## ACTIVITY:
Every entry below is to be copied word for word, with its pictures removed.

[AVAILABLE RECORDS — start]

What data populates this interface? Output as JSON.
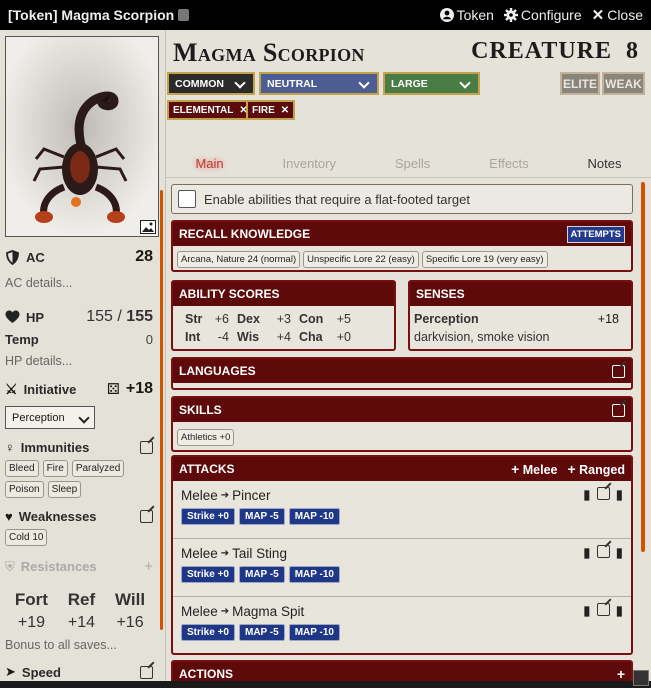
{
  "window": {
    "title": "[Token] Magma Scorpion",
    "token_label": "Token",
    "configure_label": "Configure",
    "close_label": "Close"
  },
  "sidebar": {
    "ac_label": "AC",
    "ac_value": "28",
    "ac_details": "AC details...",
    "hp_label": "HP",
    "hp_value": "155",
    "hp_sep": "/",
    "hp_max": "155",
    "temp_label": "Temp",
    "temp_value": "0",
    "hp_details": "HP details...",
    "initiative_label": "Initiative",
    "initiative_value": "+18",
    "initiative_select": "Perception",
    "immunities_label": "Immunities",
    "immunities": [
      "Bleed",
      "Fire",
      "Paralyzed",
      "Poison",
      "Sleep"
    ],
    "weaknesses_label": "Weaknesses",
    "weaknesses": [
      "Cold 10"
    ],
    "resistances_label": "Resistances",
    "saves": [
      {
        "name": "Fort",
        "value": "+19"
      },
      {
        "name": "Ref",
        "value": "+14"
      },
      {
        "name": "Will",
        "value": "+16"
      }
    ],
    "saves_note": "Bonus to all saves...",
    "speed_label": "Speed"
  },
  "header": {
    "name": "Magma Scorpion",
    "creature_label": "CREATURE",
    "level": "8",
    "rarity": "COMMON",
    "alignment": "NEUTRAL",
    "size": "LARGE",
    "elite": "ELITE",
    "weak": "WEAK",
    "traits": [
      "ELEMENTAL",
      "FIRE"
    ]
  },
  "tabs": [
    "Main",
    "Inventory",
    "Spells",
    "Effects",
    "Notes"
  ],
  "main": {
    "flatfooted_label": "Enable abilities that require a flat-footed target",
    "recall_title": "RECALL KNOWLEDGE",
    "attempts_label": "ATTEMPTS",
    "recall_tags": [
      "Arcana, Nature 24 (normal)",
      "Unspecific Lore 22 (easy)",
      "Specific Lore 19 (very easy)"
    ],
    "abilities_title": "ABILITY SCORES",
    "abilities": [
      {
        "k": "Str",
        "v": "+6"
      },
      {
        "k": "Dex",
        "v": "+3"
      },
      {
        "k": "Con",
        "v": "+5"
      },
      {
        "k": "Int",
        "v": "-4"
      },
      {
        "k": "Wis",
        "v": "+4"
      },
      {
        "k": "Cha",
        "v": "+0"
      }
    ],
    "senses_title": "SENSES",
    "perception_label": "Perception",
    "perception_value": "+18",
    "senses_text": "darkvision, smoke vision",
    "languages_title": "LANGUAGES",
    "skills_title": "SKILLS",
    "skills": [
      "Athletics +0"
    ],
    "attacks_title": "ATTACKS",
    "melee_label": "Melee",
    "ranged_label": "Ranged",
    "attacks": [
      {
        "type": "Melee",
        "name": "Pincer",
        "strike": "Strike +0",
        "map1": "MAP -5",
        "map2": "MAP -10"
      },
      {
        "type": "Melee",
        "name": "Tail Sting",
        "strike": "Strike +0",
        "map1": "MAP -5",
        "map2": "MAP -10"
      },
      {
        "type": "Melee",
        "name": "Magma Spit",
        "strike": "Strike +0",
        "map1": "MAP -5",
        "map2": "MAP -10"
      }
    ],
    "actions_title": "ACTIONS"
  },
  "colors": {
    "dark_red": "#5e0a0a",
    "common": "#2b2b2b",
    "neutral": "#4c5d93",
    "large": "#4a7c45",
    "strike": "#1f3787",
    "accent_scroll": "#d35400"
  }
}
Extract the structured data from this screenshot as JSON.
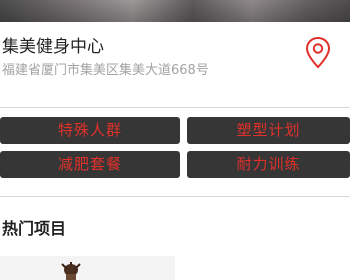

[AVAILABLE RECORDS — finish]

## RESULT:
What data populates this interface? Output as JSON.
{
  "window": {
    "title": "[Token] Magma Scorpion",
    "token_label": "Token",
    "configure_label": "Configure",
    "close_label": "Close"
  },
  "sidebar": {
    "ac_label": "AC",
    "ac_value": "28",
    "ac_details": "AC details...",
    "hp_label": "HP",
    "hp_value": "155",
    "hp_sep": "/",
    "hp_max": "155",
    "temp_label": "Temp",
    "temp_value": "0",
    "hp_details": "HP details...",
    "initiative_label": "Initiative",
    "initiative_value": "+18",
    "initiative_select": "Perception",
    "immunities_label": "Immunities",
    "immunities": [
      "Bleed",
      "Fire",
      "Paralyzed",
      "Poison",
      "Sleep"
    ],
    "weaknesses_label": "Weaknesses",
    "weaknesses": [
      "Cold 10"
    ],
    "resistances_label": "Resistances",
    "saves": [
      {
        "name": "Fort",
        "value": "+19"
      },
      {
        "name": "Ref",
        "value": "+14"
      },
      {
        "name": "Will",
        "value": "+16"
      }
    ],
    "saves_note": "Bonus to all saves...",
    "speed_label": "Speed"
  },
  "header": {
    "name": "Magma Scorpion",
    "creature_label": "CREATURE",
    "level": "8",
    "rarity": "COMMON",
    "alignment": "NEUTRAL",
    "size": "LARGE",
    "elite": "ELITE",
    "weak": "WEAK",
    "traits": [
      "ELEMENTAL",
      "FIRE"
    ]
  },
  "tabs": [
    "Main",
    "Inventory",
    "Spells",
    "Effects",
    "Notes"
  ],
  "main": {
    "flatfooted_label": "Enable abilities that require a flat-footed target",
    "recall_title": "RECALL KNOWLEDGE",
    "attempts_label": "ATTEMPTS",
    "recall_tags": [
      "Arcana, Nature 24 (normal)",
      "Unspecific Lore 22 (easy)",
      "Specific Lore 19 (very easy)"
    ],
    "abilities_title": "ABILITY SCORES",
    "abilities": [
      {
        "k": "Str",
        "v": "+6"
      },
      {
        "k": "Dex",
        "v": "+3"
      },
      {
        "k": "Con",
        "v": "+5"
      },
      {
        "k": "Int",
        "v": "-4"
      },
      {
        "k": "Wis",
        "v": "+4"
      },
      {
        "k": "Cha",
        "v": "+0"
      }
    ],
    "senses_title": "SENSES",
    "perception_label": "Perception",
    "perception_value": "+18",
    "senses_text": "darkvision, smoke vision",
    "languages_title": "LANGUAGES",
    "skills_title": "SKILLS",
    "skills": [
      "Athletics +0"
    ],
    "attacks_title": "ATTACKS",
    "melee_label": "Melee",
    "ranged_label": "Ranged",
    "attacks": [
      {
        "type": "Melee",
        "name": "Pincer",
        "strike": "Strike +0",
        "map1": "MAP -5",
        "map2": "MAP -10"
      },
      {
        "type": "Melee",
        "name": "Tail Sting",
        "strike": "Strike +0",
        "map1": "MAP -5",
        "map2": "MAP -10"
      },
      {
        "type": "Melee",
        "name": "Magma Spit",
        "strike": "Strike +0",
        "map1": "MAP -5",
        "map2": "MAP -10"
      }
    ],
    "actions_title": "ACTIONS"
  },
  "colors": {
    "dark_red": "#5e0a0a",
    "common": "#2b2b2b",
    "neutral": "#4c5d93",
    "large": "#4a7c45",
    "strike": "#1f3787",
    "accent_scroll": "#d35400"
  }
}
Extract the structured data from this screenshot as JSON.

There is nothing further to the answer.